_Your task:_ Could you repeat all of the entries exactly, leaving out any pictures?

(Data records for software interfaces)
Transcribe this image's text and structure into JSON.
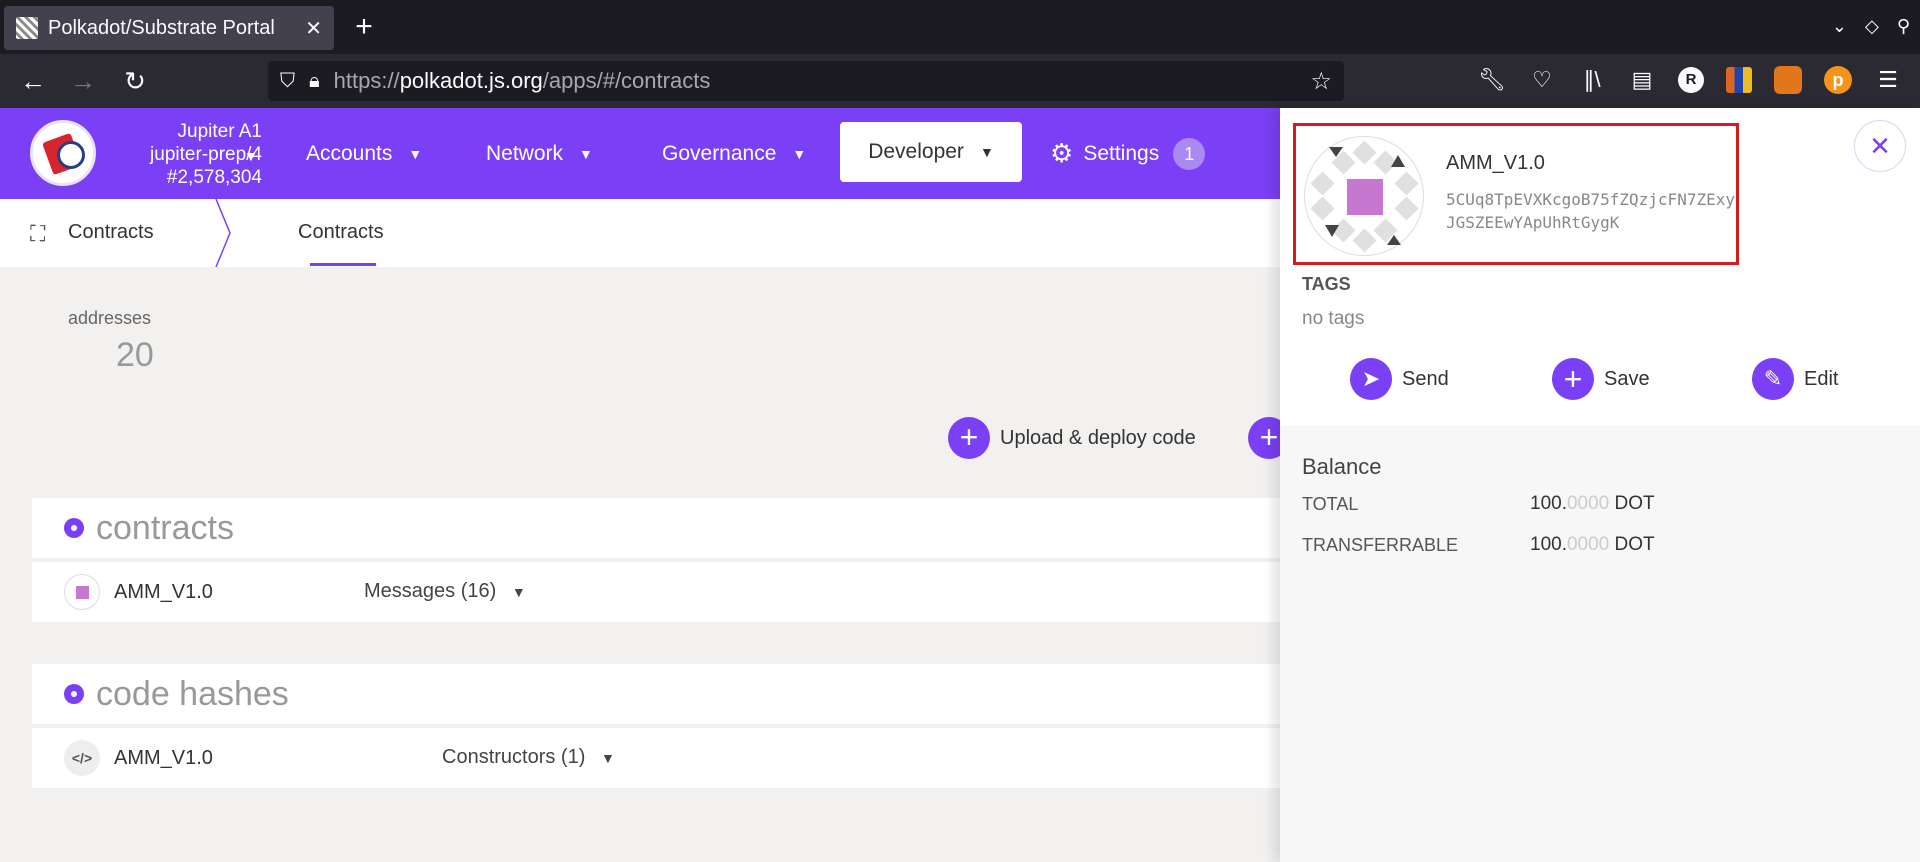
{
  "browser": {
    "tab_title": "Polkadot/Substrate Portal",
    "tab_close": "✕",
    "new_tab": "+",
    "url_prefix": "https://",
    "url_host": "polkadot.js.org",
    "url_path": "/apps/#/contracts",
    "toolbar_avatar_letter": "R",
    "toolbar_extension_letter": "p"
  },
  "app": {
    "chain_name": "Jupiter A1",
    "chain_spec": "jupiter-prep/4",
    "block_number": "#2,578,304",
    "menu": {
      "accounts": "Accounts",
      "network": "Network",
      "governance": "Governance",
      "developer": "Developer",
      "settings": "Settings",
      "settings_badge": "1"
    },
    "subnav": {
      "section": "Contracts",
      "tab": "Contracts"
    },
    "summary": {
      "label": "addresses",
      "value": "20"
    },
    "actions": {
      "upload_deploy": "Upload & deploy code"
    },
    "contracts_section": {
      "title": "contracts",
      "rows": [
        {
          "name": "AMM_V1.0",
          "dropdown": "Messages (16)"
        }
      ]
    },
    "code_hashes_section": {
      "title": "code hashes",
      "rows": [
        {
          "name": "AMM_V1.0",
          "dropdown": "Constructors (1)",
          "icon": "</>"
        }
      ]
    }
  },
  "sidebar": {
    "account_name": "AMM_V1.0",
    "address": "5CUq8TpEVXKcgoB75fZQzjcFN7ZExyJGSZEEwYApUhRtGygK",
    "tags_label": "TAGS",
    "tags_value": "no tags",
    "actions": {
      "send": "Send",
      "save": "Save",
      "edit": "Edit"
    },
    "balance": {
      "title": "Balance",
      "rows": [
        {
          "label": "TOTAL",
          "int": "100.",
          "dec": "0000",
          "unit": "DOT"
        },
        {
          "label": "TRANSFERRABLE",
          "int": "100.",
          "dec": "0000",
          "unit": "DOT"
        }
      ]
    },
    "close": "✕"
  },
  "colors": {
    "accent": "#7b3ff5",
    "highlight": "#d71920",
    "identicon_center": "#c678d0"
  },
  "icons": [
    "page-grid-icon",
    "back-arrow-icon",
    "forward-arrow-icon",
    "reload-icon",
    "shield-icon",
    "lock-icon",
    "bookmark-star-icon",
    "wrench-icon",
    "pocket-icon",
    "library-icon",
    "sidebar-icon",
    "gear-icon",
    "contracts-icon",
    "send-icon",
    "plus-icon",
    "edit-icon",
    "close-icon",
    "caret-down-icon",
    "code-icon"
  ]
}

_Solution for this exercise:_
Transcribe this image's text and structure into JSON.
{
  "browser": {
    "tab_title": "Polkadot/Substrate Portal",
    "tab_close": "✕",
    "new_tab": "+",
    "url_prefix": "https://",
    "url_host": "polkadot.js.org",
    "url_path": "/apps/#/contracts",
    "toolbar_avatar_letter": "R",
    "toolbar_extension_letter": "p"
  },
  "app": {
    "chain_name": "Jupiter A1",
    "chain_spec": "jupiter-prep/4",
    "block_number": "#2,578,304",
    "menu": {
      "accounts": "Accounts",
      "network": "Network",
      "governance": "Governance",
      "developer": "Developer",
      "settings": "Settings",
      "settings_badge": "1"
    },
    "subnav": {
      "section": "Contracts",
      "tab": "Contracts"
    },
    "summary": {
      "label": "addresses",
      "value": "20"
    },
    "actions": {
      "upload_deploy": "Upload & deploy code"
    },
    "contracts_section": {
      "title": "contracts",
      "rows": [
        {
          "name": "AMM_V1.0",
          "dropdown": "Messages (16)"
        }
      ]
    },
    "code_hashes_section": {
      "title": "code hashes",
      "rows": [
        {
          "name": "AMM_V1.0",
          "dropdown": "Constructors (1)",
          "icon": "</>"
        }
      ]
    }
  },
  "sidebar": {
    "account_name": "AMM_V1.0",
    "address": "5CUq8TpEVXKcgoB75fZQzjcFN7ZExyJGSZEEwYApUhRtGygK",
    "tags_label": "TAGS",
    "tags_value": "no tags",
    "actions": {
      "send": "Send",
      "save": "Save",
      "edit": "Edit"
    },
    "balance": {
      "title": "Balance",
      "rows": [
        {
          "label": "TOTAL",
          "int": "100.",
          "dec": "0000",
          "unit": "DOT"
        },
        {
          "label": "TRANSFERRABLE",
          "int": "100.",
          "dec": "0000",
          "unit": "DOT"
        }
      ]
    },
    "close": "✕"
  },
  "colors": {
    "accent": "#7b3ff5",
    "highlight": "#d71920",
    "identicon_center": "#c678d0"
  },
  "icons": [
    "page-grid-icon",
    "back-arrow-icon",
    "forward-arrow-icon",
    "reload-icon",
    "shield-icon",
    "lock-icon",
    "bookmark-star-icon",
    "wrench-icon",
    "pocket-icon",
    "library-icon",
    "sidebar-icon",
    "gear-icon",
    "contracts-icon",
    "send-icon",
    "plus-icon",
    "edit-icon",
    "close-icon",
    "caret-down-icon",
    "code-icon"
  ]
}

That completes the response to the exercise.